The Oracle Solaris 11 OS introduced many new networking features, which are described in the Oracle Solaris 11 networking documentation at Oracle Solaris 11.3 Documentation.
The following Oracle Solaris 11 networking features are important to understand when you use the Oracle VM Server for SPARC software:
All network configuration is performed by the ipadm and dladm commands.
The “vanity name by default” feature generates generic link names, such as net0, for all physical network adapters. This feature also generates generic names for virtual switches (vswn) and virtual network devices (vnetn), which appear like physical network adapters to the OS. To identify the generic link name that is associated with a physical network device, use the dladm show-phys command.
By default in Oracle Solaris 11, physical network device names use generic “vanity” names. Generic names, such as net0, are used instead of device driver names, such as nxge0, which were used in Oracle Solaris 10.
The following command creates a virtual switch for the primary domain by specifying the generic name, net0, instead of a driver name, such as nxge0:
primary# ldm add-vsw net-dev=net0 primary-vsw0 primary
The Oracle Solaris 11 OS uses virtual network interface cards (VNICs) to create internal virtual networks.
A VNIC is a virtual instantiation of a physical network device that can be created from the physical network device and assigned to a zone.
Use the Oracle Solaris 11 DefaultFixed network configuration profile (NCP) when configuring the Oracle VM Server for SPARC software.

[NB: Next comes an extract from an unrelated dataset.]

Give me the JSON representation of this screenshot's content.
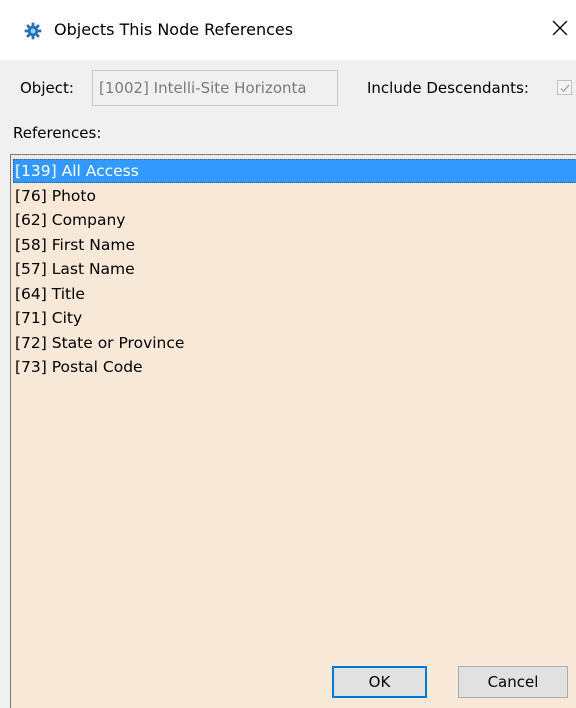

For Oracle Solaris 11 domains, use the DefaultFixed NCP. You can enable this profile during or after installation. During an Oracle Solaris 11 installation, select the Manual networking configuration.
Do not replace the primary network interface with the virtual switch (vsw) interface. The service domain can use the existing primary network interface to communicate with the guest domains that have virtual network devices connected to the same virtual switch.
Do not use the physical network adapter's MAC address for the virtual switch because using the physical adapter's MAC address for the virtual switch conflicts with the primary network interface.
Ensure that the DefaultFixed NCP is enabled by using the netadm list command. See Chapter 7, Using Datalink and Interface Configuration Commands on Profiles in Oracle Solaris Administration: Network Interfaces and Network Virtualization.
The following diagram shows that a guest domain that runs the Oracle Solaris 10 OS is fully compatible with an Oracle Solaris 11 service domain. The only differences are features added or enhanced in the Oracle Solaris 11 OS.
Figure 11 Oracle VM Server for SPARC Network Overview for the Oracle Solaris 11 OS
The diagram shows that network device names, such as nxge0 and vnet0, can be represented by generic link names, such as netn in Oracle Solaris 11 domains. Also note the following:
The virtual switch in the service domain is connected to the guest domains, which enables guest domains to communicate with each other.
The virtual switch is also connected to the physical network device nxge0, which enables guest domains to communicate with the physical network.
The virtual switch also enables guest domains to communicate with the service domain network interface net0 and with VNICs on the same physical network device as nxge0. This includes communication between the guest domains and the Oracle Solaris 11 service domain. Do not configure the virtual switch itself (the vswn device) as a network device, as this functionality has been deprecated in Oracle Solaris 11 and is no longer supported.
The virtual network device vnet0 in an Oracle Solaris 10 guest domain can be configured as a network interface by using the ifconfig command.
The virtual network device vnet0 in an Oracle Solaris 11 guest domain might appear with a generic link name, such as net0. It can be configured as a network interface by using the ipadm command.
A virtual switch behaves like a regular physical network switch and switches network packets between the different systems to which it is connected. A system can be a guest domain, a service domain, or a physical network.